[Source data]
━━━━

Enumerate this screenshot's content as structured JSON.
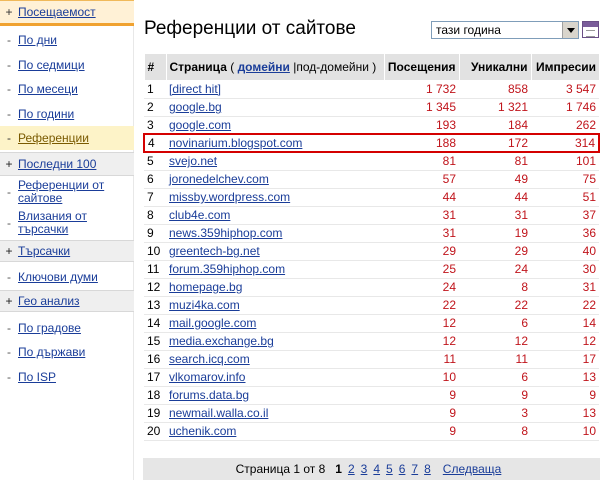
{
  "sidebar": {
    "items": [
      {
        "label": "Посещаемост",
        "mark": "+",
        "kind": "active-head"
      },
      {
        "label": "По дни",
        "mark": "-",
        "kind": "sub"
      },
      {
        "label": "По седмици",
        "mark": "-",
        "kind": "sub"
      },
      {
        "label": "По месеци",
        "mark": "-",
        "kind": "sub"
      },
      {
        "label": "По години",
        "mark": "-",
        "kind": "sub"
      },
      {
        "label": "Референции",
        "mark": "-",
        "kind": "active-sub"
      },
      {
        "label": "Последни 100",
        "mark": "+",
        "kind": "head"
      },
      {
        "label": "Референции от сайтове",
        "mark": "-",
        "kind": "sub"
      },
      {
        "label": "Влизания от търсачки",
        "mark": "-",
        "kind": "sub"
      },
      {
        "label": "Търсачки",
        "mark": "+",
        "kind": "head"
      },
      {
        "label": "Ключови думи",
        "mark": "-",
        "kind": "sub"
      },
      {
        "label": "Гео анализ",
        "mark": "+",
        "kind": "head"
      },
      {
        "label": "По градове",
        "mark": "-",
        "kind": "sub"
      },
      {
        "label": "По държави",
        "mark": "-",
        "kind": "sub"
      },
      {
        "label": "По ISP",
        "mark": "-",
        "kind": "sub"
      }
    ]
  },
  "header": {
    "title": "Референции от сайтове",
    "period": "тази година"
  },
  "table": {
    "col_index": "#",
    "col_page": "Страница",
    "col_page_open": "(",
    "col_domains_link": "домейни",
    "col_sep": "|",
    "col_subdomains": "под-домейни",
    "col_page_close": ")",
    "col_visits": "Посещения",
    "col_uniques": "Уникални",
    "col_impressions": "Импресии",
    "rows": [
      {
        "n": "1",
        "page": "[direct hit]",
        "visits": "1 732",
        "uniques": "858",
        "impressions": "3 547"
      },
      {
        "n": "2",
        "page": "google.bg",
        "visits": "1 345",
        "uniques": "1 321",
        "impressions": "1 746"
      },
      {
        "n": "3",
        "page": "google.com",
        "visits": "193",
        "uniques": "184",
        "impressions": "262"
      },
      {
        "n": "4",
        "page": "novinarium.blogspot.com",
        "visits": "188",
        "uniques": "172",
        "impressions": "314",
        "highlight": true
      },
      {
        "n": "5",
        "page": "svejo.net",
        "visits": "81",
        "uniques": "81",
        "impressions": "101"
      },
      {
        "n": "6",
        "page": "joronedelchev.com",
        "visits": "57",
        "uniques": "49",
        "impressions": "75"
      },
      {
        "n": "7",
        "page": "missby.wordpress.com",
        "visits": "44",
        "uniques": "44",
        "impressions": "51"
      },
      {
        "n": "8",
        "page": "club4e.com",
        "visits": "31",
        "uniques": "31",
        "impressions": "37"
      },
      {
        "n": "9",
        "page": "news.359hiphop.com",
        "visits": "31",
        "uniques": "19",
        "impressions": "36"
      },
      {
        "n": "10",
        "page": "greentech-bg.net",
        "visits": "29",
        "uniques": "29",
        "impressions": "40"
      },
      {
        "n": "11",
        "page": "forum.359hiphop.com",
        "visits": "25",
        "uniques": "24",
        "impressions": "30"
      },
      {
        "n": "12",
        "page": "homepage.bg",
        "visits": "24",
        "uniques": "8",
        "impressions": "31"
      },
      {
        "n": "13",
        "page": "muzi4ka.com",
        "visits": "22",
        "uniques": "22",
        "impressions": "22"
      },
      {
        "n": "14",
        "page": "mail.google.com",
        "visits": "12",
        "uniques": "6",
        "impressions": "14"
      },
      {
        "n": "15",
        "page": "media.exchange.bg",
        "visits": "12",
        "uniques": "12",
        "impressions": "12"
      },
      {
        "n": "16",
        "page": "search.icq.com",
        "visits": "11",
        "uniques": "11",
        "impressions": "17"
      },
      {
        "n": "17",
        "page": "vlkomarov.info",
        "visits": "10",
        "uniques": "6",
        "impressions": "13"
      },
      {
        "n": "18",
        "page": "forums.data.bg",
        "visits": "9",
        "uniques": "9",
        "impressions": "9"
      },
      {
        "n": "19",
        "page": "newmail.walla.co.il",
        "visits": "9",
        "uniques": "3",
        "impressions": "13"
      },
      {
        "n": "20",
        "page": "uchenik.com",
        "visits": "9",
        "uniques": "8",
        "impressions": "10"
      }
    ]
  },
  "pager": {
    "info": "Страница 1 от 8",
    "current": "1",
    "pages": [
      "2",
      "3",
      "4",
      "5",
      "6",
      "7",
      "8"
    ],
    "next": "Следваща"
  }
}
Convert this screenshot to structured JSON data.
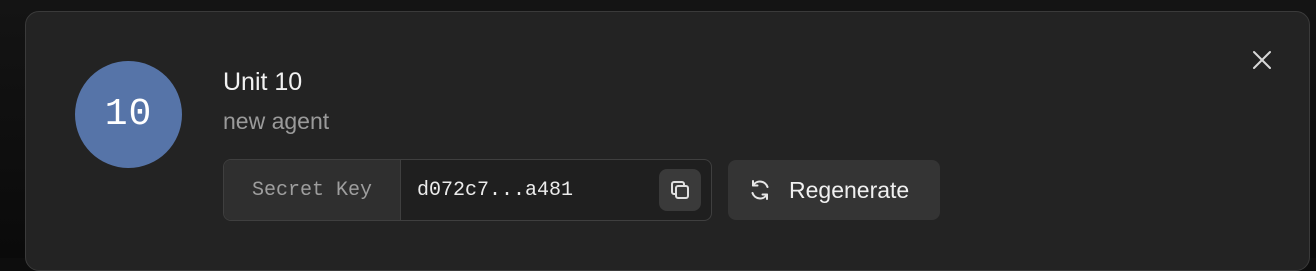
{
  "dialog": {
    "avatar_text": "10",
    "agent_name": "Unit 10",
    "agent_subtitle": "new agent",
    "close_icon": "close-icon",
    "secret_key": {
      "label": "Secret Key",
      "value": "d072c7...a481",
      "copy_icon": "copy-icon"
    },
    "regenerate": {
      "label": "Regenerate",
      "icon": "refresh-icon"
    }
  },
  "colors": {
    "avatar_background": "#5674a8",
    "dialog_background": "#232323",
    "button_background": "#343434"
  }
}
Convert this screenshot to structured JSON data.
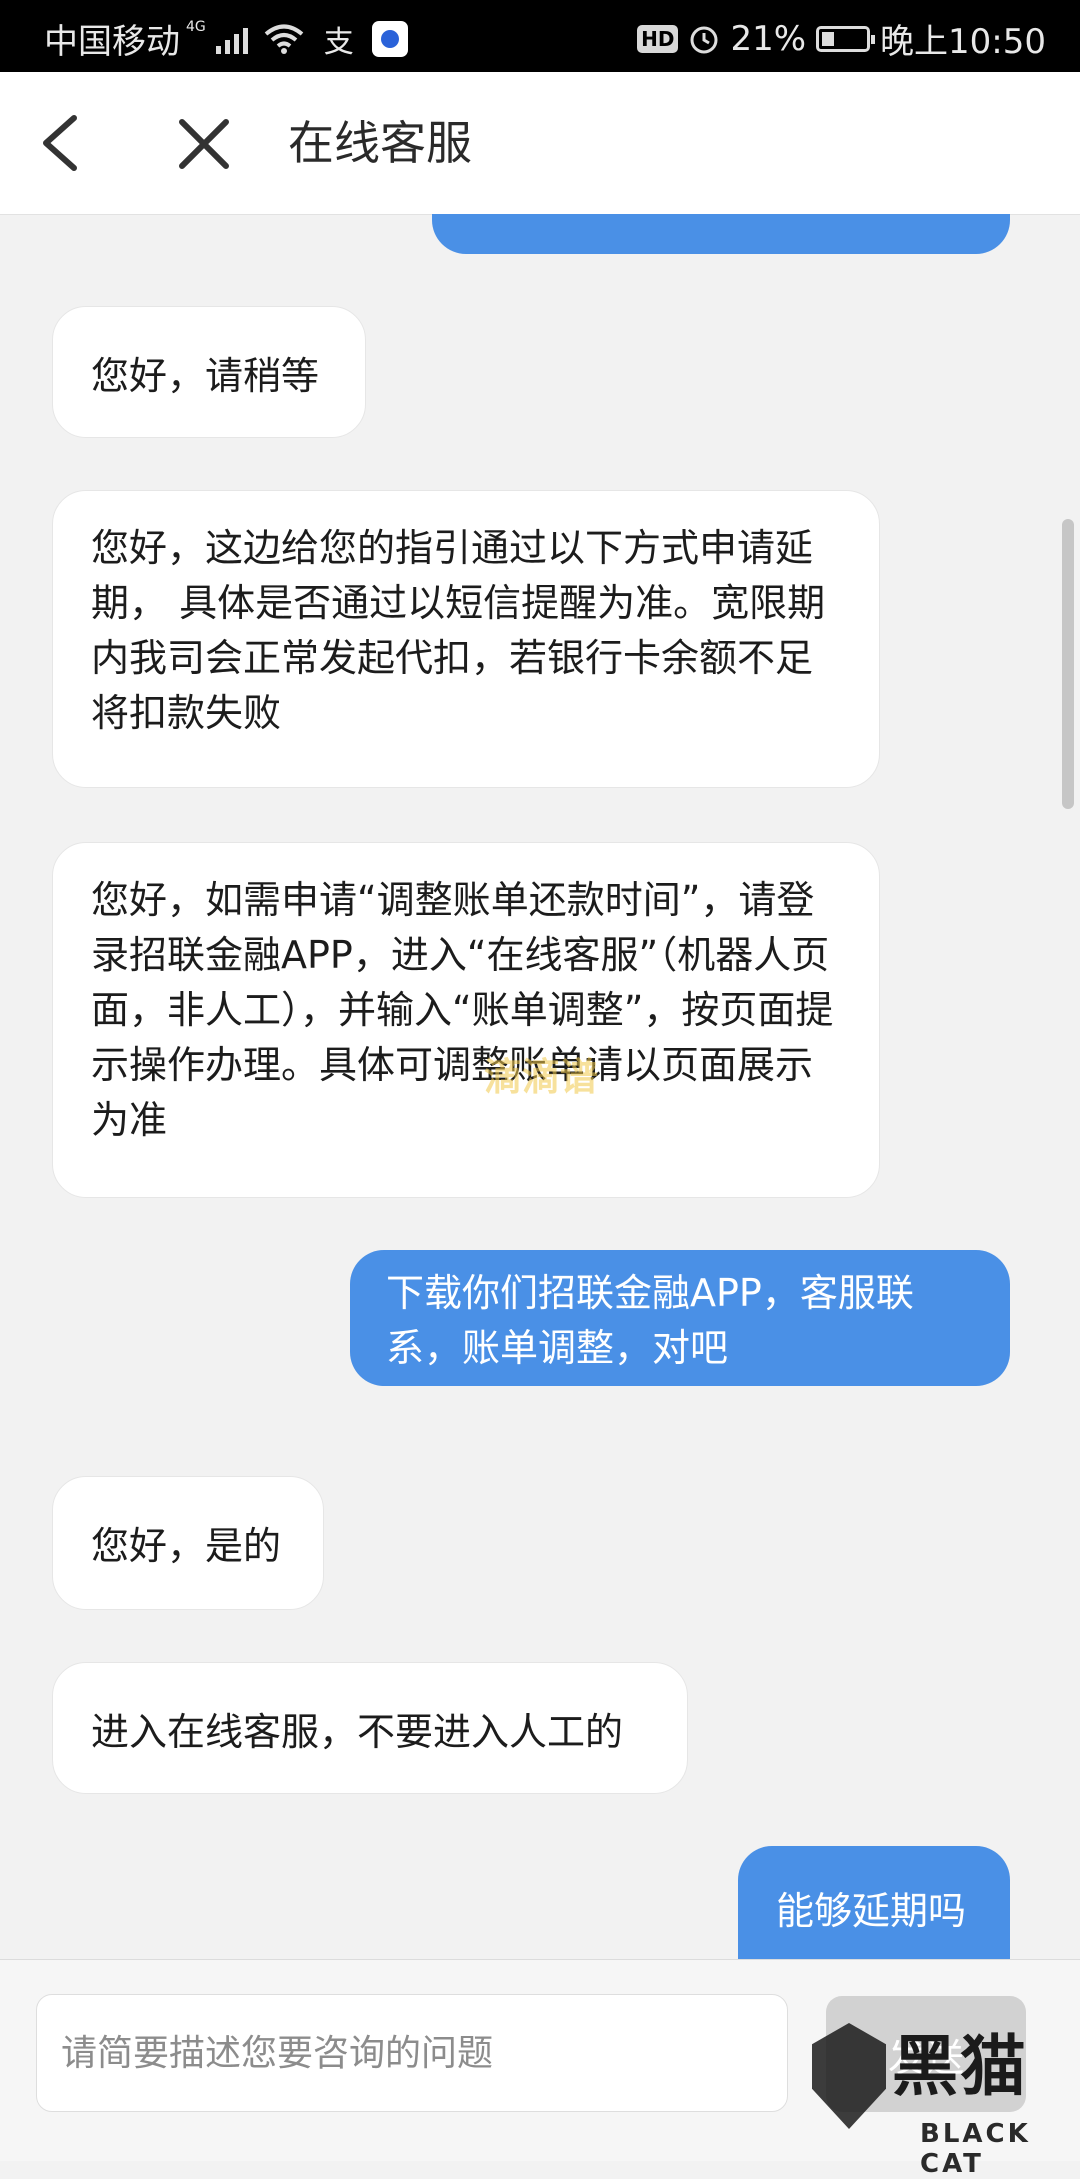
{
  "status_bar": {
    "carrier": "中国移动",
    "network": "4G",
    "alipay_glyph": "支",
    "hd_badge": "HD",
    "battery": "21%",
    "time": "晚上10:50"
  },
  "header": {
    "title": "在线客服"
  },
  "messages": [
    {
      "sender": "user",
      "text": ""
    },
    {
      "sender": "agent",
      "text": "您好，请稍等"
    },
    {
      "sender": "agent",
      "text": "您好，这边给您的指引通过以下方式申请延期， 具体是否通过以短信提醒为准。宽限期内我司会正常发起代扣，若银行卡余额不足将扣款失败"
    },
    {
      "sender": "agent",
      "text": "您好，如需申请“调整账单还款时间”，请登录招联金融APP，进入“在线客服”（机器人页面，非人工），并输入“账单调整”，按页面提示操作办理。具体可调整账单请以页面展示为准"
    },
    {
      "sender": "user",
      "text": "下载你们招联金融APP，客服联系，账单调整，对吧"
    },
    {
      "sender": "agent",
      "text": "您好，是的"
    },
    {
      "sender": "agent",
      "text": "进入在线客服，不要进入人工的"
    },
    {
      "sender": "user",
      "text": "能够延期吗"
    }
  ],
  "overlay_watermark": "滴滴谱",
  "input": {
    "placeholder": "请简要描述您要咨询的问题",
    "value": ""
  },
  "send_button": {
    "label": "发送"
  },
  "brand_watermark": {
    "cn": "黑猫",
    "en": "BLACK CAT"
  },
  "colors": {
    "user_bubble": "#4a90e6",
    "agent_bubble": "#ffffff",
    "background": "#f2f2f2",
    "send_button": "#d2d2d2"
  }
}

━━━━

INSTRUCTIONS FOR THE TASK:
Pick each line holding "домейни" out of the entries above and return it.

ANSWER BELOW:
    "col_domains_link": "домейни",
    "col_subdomains": "под-домейни",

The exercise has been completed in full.